December inflation soars to 8.1%, driven by higher food prices

INFLATION in December quickened further mainly due to the higher prices of select food items including onions and other vegetables, the government reported on Thursday.

The consumer price index rose 8.1 percent, faster than the eight percent the previous month and the highest since November 2008, the Philippine Statistics Authority said.

Data showed that inflation of food and non-alcoholic beverages index in December was at 10.2 percent from 10 percent in November, while the total food inflation at the national level rose to 10.6 percent from 10.3 percent the previous month.

Faster food inflation is driven by higher prices of vegetables (32.4 percent) and sugar (38.8 percent) amid higher input costs and lower production, as weather disturbances in the previous months disrupted farmers’ planting calendar. In addition, the higher demand due to the holiday season pushed inflation up for restaurant and accommodation services at seven percent.

“As part of the eight-point Socioeconomic Agenda of the Marcos Administration and as laid out in the Philippine Development Plan (PDP) 2023-2028, the government will continue to prioritize addressing the impact of inflation as it remains to be a challenge not only in the country, but throughout the globe,” National Economic and Development Authority (Neda) Secretary Arsenio Balisacan said in a statement.

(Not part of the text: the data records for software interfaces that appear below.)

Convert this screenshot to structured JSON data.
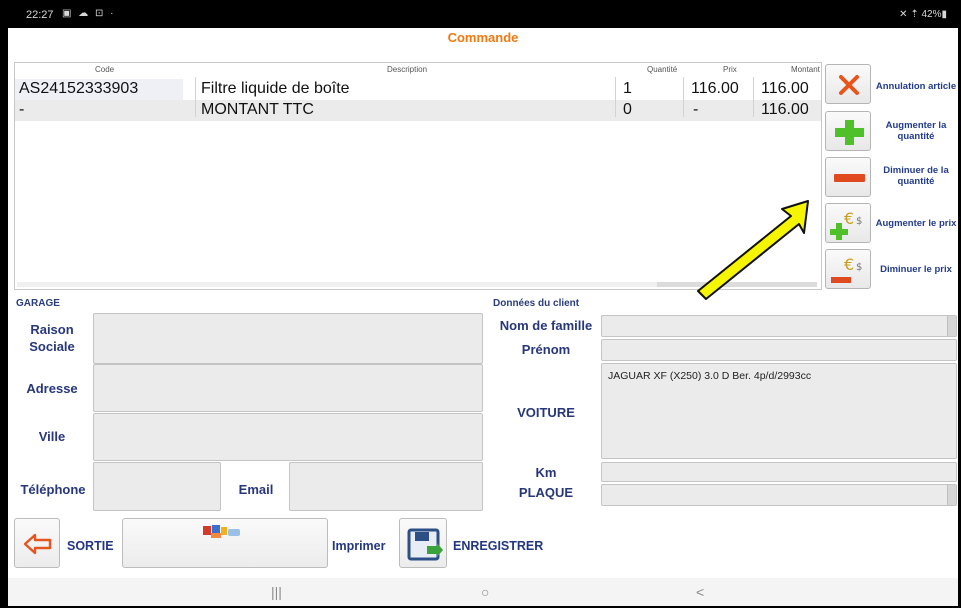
{
  "status_bar": {
    "time": "22:27",
    "left_icons": "▣ ☁ ⊡ ·",
    "right_text": "✕ ⇡ 42%▮"
  },
  "title": "Commande",
  "table": {
    "headers": {
      "code": "Code",
      "description": "Description",
      "quantity": "Quantité",
      "price": "Prix",
      "amount": "Montant"
    },
    "rows": [
      {
        "code": "AS24152333903",
        "description": "Filtre liquide de boîte",
        "quantity": "1",
        "price": "116.00",
        "amount": "116.00"
      },
      {
        "code": "-",
        "description": "MONTANT TTC",
        "quantity": "0",
        "price": "-",
        "amount": "116.00"
      }
    ]
  },
  "side_actions": {
    "cancel": "Annulation article",
    "increase_qty": "Augmenter la quantité",
    "decrease_qty": "Diminuer de la quantité",
    "increase_price": "Augmenter le prix",
    "decrease_price": "Diminuer le prix"
  },
  "garage": {
    "section": "GARAGE",
    "company_label": "Raison Sociale",
    "address_label": "Adresse",
    "city_label": "Ville",
    "phone_label": "Téléphone",
    "email_label": "Email"
  },
  "client": {
    "section": "Données du client",
    "lastname_label": "Nom de famille",
    "firstname_label": "Prénom",
    "car_label": "VOITURE",
    "car_value": "JAGUAR XF (X250) 3.0 D Ber. 4p/d/2993cc",
    "km_label": "Km",
    "plate_label": "PLAQUE"
  },
  "bottom": {
    "exit": "SORTIE",
    "print": "Imprimer",
    "save": "ENREGISTRER"
  },
  "nav": {
    "recent": "|||",
    "home": "○",
    "back": "<"
  },
  "colors": {
    "title": "#f07a12",
    "label": "#27377a",
    "arrow": "#f5f500"
  }
}
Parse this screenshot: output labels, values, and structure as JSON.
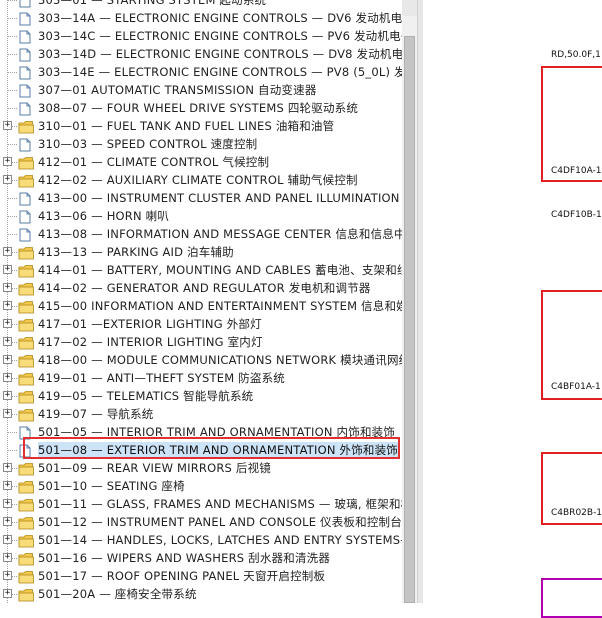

He likewise noted the timely decision of President Ferdinand Marcos Jr. to extend the validity of the reduced import rate duties on various products such as pork, rice, corn and coal until December 2023.

“Executive Order No. 10, s 2022 will continue to provide diversified sources of food and agricultural inputs in the short term. The operational intervention, however, is to ensure food security by boosting food production, improving farm-to-market connectivity, and investing in disaster resilience, climate adaptation measures, and coordination mechanisms,” added Balisacan.

Enhancing the value chain through digital technology and development of climate-smart farm products will also play an essential role in securing food supply and prices.

“As laid out in PDP Chapter 3, the government will strengthen the establishment of strategically located facilities such as interconnected transport systems, wholesale food terminals and trading centers, and other production and postharvest facilities. Also critical will be complementary private sector investments such as warehouses, cold chains, cold storage facilities, processing facilities, and digital marketing channels, among others,” added Balisacan.

The Neda chief also highlighted the need to streamline disaster response and rehabilitation mechanisms to cope with the frequent weather disturbances experienced by the country.

Under this strategy, the government will mainstream the use of technology to predict supply chain disruptions; adopt site-specific, timely, and simplified climate outlook and weather forecasts; improve biosecurity measures; and accelerate the development of vaccines to control livestock and poultry diseases.

“There is an urgent need to modernize the country’s agriculture and agribusiness to increase productivity and ensure that there is adequate, affordable, and nutritious food on the table of every Filipino,” Balisacan said.